*WHAT YOU SHOULD DO*: Every line of the records that holds the word "Wireless" should be copied out.

START DATA FOR THE TASK

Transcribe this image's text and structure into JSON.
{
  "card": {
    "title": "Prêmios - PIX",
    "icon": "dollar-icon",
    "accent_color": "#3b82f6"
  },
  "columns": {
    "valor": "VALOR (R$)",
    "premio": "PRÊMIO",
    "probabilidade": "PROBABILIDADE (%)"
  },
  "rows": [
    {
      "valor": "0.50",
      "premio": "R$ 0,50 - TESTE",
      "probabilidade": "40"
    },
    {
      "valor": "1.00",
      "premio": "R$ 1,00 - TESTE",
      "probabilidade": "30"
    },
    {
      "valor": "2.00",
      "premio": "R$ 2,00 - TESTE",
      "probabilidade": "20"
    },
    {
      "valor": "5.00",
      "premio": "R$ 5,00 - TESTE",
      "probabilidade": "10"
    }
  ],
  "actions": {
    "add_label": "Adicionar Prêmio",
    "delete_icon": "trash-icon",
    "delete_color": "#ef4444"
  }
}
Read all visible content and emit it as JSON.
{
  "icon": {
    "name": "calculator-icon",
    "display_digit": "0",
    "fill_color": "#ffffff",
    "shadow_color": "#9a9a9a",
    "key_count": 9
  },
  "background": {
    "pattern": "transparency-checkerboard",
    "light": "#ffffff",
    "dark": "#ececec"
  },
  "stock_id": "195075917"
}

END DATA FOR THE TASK
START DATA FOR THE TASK

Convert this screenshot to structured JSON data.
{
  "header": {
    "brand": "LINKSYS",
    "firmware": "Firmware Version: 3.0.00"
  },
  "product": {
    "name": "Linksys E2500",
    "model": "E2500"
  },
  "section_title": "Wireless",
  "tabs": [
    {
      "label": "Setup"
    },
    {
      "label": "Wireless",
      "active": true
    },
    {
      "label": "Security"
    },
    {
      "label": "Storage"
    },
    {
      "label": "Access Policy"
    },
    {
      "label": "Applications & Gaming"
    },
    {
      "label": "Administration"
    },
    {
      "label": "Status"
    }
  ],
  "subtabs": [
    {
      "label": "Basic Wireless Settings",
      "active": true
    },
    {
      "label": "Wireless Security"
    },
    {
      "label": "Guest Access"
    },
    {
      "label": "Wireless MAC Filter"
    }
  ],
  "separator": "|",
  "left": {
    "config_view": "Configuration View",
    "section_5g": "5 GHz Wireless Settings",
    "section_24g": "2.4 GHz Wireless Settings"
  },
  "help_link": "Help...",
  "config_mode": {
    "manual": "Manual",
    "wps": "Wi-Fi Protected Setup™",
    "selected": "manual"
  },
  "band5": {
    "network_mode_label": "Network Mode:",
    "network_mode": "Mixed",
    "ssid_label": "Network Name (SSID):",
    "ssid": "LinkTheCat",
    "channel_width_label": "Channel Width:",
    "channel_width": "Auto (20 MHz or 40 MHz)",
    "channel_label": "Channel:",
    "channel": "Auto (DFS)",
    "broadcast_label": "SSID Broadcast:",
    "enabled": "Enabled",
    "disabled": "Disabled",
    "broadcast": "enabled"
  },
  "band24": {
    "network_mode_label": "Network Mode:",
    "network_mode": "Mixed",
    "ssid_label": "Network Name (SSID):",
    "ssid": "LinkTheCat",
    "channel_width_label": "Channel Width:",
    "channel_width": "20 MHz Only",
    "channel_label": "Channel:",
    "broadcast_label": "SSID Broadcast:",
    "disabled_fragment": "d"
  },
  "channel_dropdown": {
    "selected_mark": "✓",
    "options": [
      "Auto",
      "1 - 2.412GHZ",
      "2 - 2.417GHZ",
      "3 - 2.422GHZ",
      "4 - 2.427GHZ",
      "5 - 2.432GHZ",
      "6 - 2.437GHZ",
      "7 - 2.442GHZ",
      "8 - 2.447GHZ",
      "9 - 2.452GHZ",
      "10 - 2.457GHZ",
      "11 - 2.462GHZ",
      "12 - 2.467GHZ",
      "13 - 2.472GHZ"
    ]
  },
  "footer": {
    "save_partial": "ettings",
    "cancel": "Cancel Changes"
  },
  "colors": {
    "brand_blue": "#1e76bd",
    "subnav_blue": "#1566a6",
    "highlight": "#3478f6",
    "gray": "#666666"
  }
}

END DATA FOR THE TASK

*SOLUTION BELOW*:
  "section_title": "Wireless",
      "label": "Wireless",
      "label": "Basic Wireless Settings",
      "label": "Wireless Security"
      "label": "Wireless MAC Filter"
    "section_5g": "5 GHz Wireless Settings",
    "section_24g": "2.4 GHz Wireless Settings"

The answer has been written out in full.